“You’ve got every right to be worried over the diagnoses we’re giving you lately. It’s a lot of possibly fatal diagnoses, and that’s tough on anyone. But, you’ve got a few choices. You can spend the next few months letting the medical profession run your life. You can take our advice and go home and write about how horrible this is in a journal or in your fiction. Or, you can use your talents to bring to light social injustices. Write fiction about the truth behind these injustices. Get people to read about what’s wrong without prejudice. And then convince them you are right. Because you are.”

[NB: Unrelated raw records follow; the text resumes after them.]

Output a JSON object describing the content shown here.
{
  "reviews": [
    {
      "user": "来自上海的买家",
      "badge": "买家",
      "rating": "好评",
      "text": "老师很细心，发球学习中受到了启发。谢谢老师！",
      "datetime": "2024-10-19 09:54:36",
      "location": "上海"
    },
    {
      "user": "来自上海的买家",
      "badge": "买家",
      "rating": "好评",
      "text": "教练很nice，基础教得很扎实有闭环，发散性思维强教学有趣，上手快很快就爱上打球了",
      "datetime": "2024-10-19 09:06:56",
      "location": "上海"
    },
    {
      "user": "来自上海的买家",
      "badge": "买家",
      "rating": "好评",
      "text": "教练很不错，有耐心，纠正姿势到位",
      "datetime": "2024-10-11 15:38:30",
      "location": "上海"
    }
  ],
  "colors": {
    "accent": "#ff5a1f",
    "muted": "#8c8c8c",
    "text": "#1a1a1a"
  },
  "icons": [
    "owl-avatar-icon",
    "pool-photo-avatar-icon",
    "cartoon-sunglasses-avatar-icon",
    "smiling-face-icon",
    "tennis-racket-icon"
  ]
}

Yeah, you can guess how much I rolled my eyes. My general practitioner just shook her head, and handed me a list of documentaries to watch yesterday and today. I went home and somewhere between my internet going out and then back on I managed to watch the first documentary. And that’s when it hit me. These weren’t health related documentaries. These were social documentaries! Someone tricked me into watching these.
And you can bet Doc knew what she was doing when she played this dirty, underhanded trick on me. Within minutes, my problems weren’t nearly as difficult as the problems of the lives on the screen. Mine are just the routine “You may or may not die.” These people had real issues. Issues that need telling. And I just happen to be a storyteller.
So, while Doc might not fix my health at the moment, she did fix my pity party problems. In the long run, that’s probably the better fix. Now, I just have to survive the OB/GYN today without too many issues, and we’ll be golden. Or, I can just watch the rest of the documentaries that Doc told me to watch. And then I’ll get right back to writing.